== Segment start ==
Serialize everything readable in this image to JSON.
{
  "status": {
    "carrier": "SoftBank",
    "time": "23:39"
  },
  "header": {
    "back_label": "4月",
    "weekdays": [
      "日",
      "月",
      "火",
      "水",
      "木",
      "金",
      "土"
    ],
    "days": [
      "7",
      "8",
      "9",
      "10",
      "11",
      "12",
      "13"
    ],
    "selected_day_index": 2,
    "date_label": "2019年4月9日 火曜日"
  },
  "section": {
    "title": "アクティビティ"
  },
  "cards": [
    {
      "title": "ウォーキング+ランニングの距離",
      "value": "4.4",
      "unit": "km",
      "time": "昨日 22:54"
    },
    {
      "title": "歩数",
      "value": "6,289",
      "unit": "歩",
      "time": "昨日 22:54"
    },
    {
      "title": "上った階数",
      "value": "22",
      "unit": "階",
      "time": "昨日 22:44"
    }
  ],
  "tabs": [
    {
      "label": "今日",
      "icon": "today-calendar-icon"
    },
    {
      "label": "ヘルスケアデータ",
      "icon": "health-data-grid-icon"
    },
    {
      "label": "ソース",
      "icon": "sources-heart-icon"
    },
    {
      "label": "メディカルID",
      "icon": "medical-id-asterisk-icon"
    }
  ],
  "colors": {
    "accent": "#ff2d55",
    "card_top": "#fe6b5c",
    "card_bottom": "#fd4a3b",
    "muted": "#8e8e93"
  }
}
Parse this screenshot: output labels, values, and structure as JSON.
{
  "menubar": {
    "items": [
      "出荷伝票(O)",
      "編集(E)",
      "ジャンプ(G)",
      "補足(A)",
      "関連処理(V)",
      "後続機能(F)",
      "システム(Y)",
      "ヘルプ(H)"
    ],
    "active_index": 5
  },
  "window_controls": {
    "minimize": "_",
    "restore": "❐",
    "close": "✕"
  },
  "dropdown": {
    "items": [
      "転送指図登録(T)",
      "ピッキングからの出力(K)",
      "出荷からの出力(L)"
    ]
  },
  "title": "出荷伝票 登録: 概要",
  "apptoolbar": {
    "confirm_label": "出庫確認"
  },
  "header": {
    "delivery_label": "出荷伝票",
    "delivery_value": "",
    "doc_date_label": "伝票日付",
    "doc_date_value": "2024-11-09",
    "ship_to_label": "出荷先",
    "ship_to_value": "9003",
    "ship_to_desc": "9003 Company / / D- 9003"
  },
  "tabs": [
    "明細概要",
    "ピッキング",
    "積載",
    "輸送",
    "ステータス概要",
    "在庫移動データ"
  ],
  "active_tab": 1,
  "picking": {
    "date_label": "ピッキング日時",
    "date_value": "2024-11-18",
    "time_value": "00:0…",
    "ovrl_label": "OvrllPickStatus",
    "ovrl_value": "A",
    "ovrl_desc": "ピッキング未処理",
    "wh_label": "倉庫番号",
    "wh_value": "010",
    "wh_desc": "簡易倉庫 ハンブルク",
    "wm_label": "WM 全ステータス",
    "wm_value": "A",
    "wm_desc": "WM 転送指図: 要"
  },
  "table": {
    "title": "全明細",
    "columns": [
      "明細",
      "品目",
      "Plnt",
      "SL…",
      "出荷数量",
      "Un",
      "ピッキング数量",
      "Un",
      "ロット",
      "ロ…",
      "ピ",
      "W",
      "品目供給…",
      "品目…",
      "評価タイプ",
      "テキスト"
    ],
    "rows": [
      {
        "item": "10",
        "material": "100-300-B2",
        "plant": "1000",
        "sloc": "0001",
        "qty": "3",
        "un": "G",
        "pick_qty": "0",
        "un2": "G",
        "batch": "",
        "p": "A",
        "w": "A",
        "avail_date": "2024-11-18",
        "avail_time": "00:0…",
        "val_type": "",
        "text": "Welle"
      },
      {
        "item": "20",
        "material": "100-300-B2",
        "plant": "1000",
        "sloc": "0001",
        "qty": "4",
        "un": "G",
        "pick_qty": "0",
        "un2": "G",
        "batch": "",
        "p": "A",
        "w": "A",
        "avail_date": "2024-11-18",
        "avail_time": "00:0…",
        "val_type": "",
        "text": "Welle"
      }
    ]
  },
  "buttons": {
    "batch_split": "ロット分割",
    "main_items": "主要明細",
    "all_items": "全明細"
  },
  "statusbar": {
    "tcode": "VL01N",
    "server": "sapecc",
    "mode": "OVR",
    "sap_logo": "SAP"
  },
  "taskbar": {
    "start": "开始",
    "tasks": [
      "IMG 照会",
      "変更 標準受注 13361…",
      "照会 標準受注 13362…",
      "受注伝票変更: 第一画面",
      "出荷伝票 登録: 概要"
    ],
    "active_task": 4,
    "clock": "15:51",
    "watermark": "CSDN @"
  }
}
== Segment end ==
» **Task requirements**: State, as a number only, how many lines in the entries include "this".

» **Result**: 2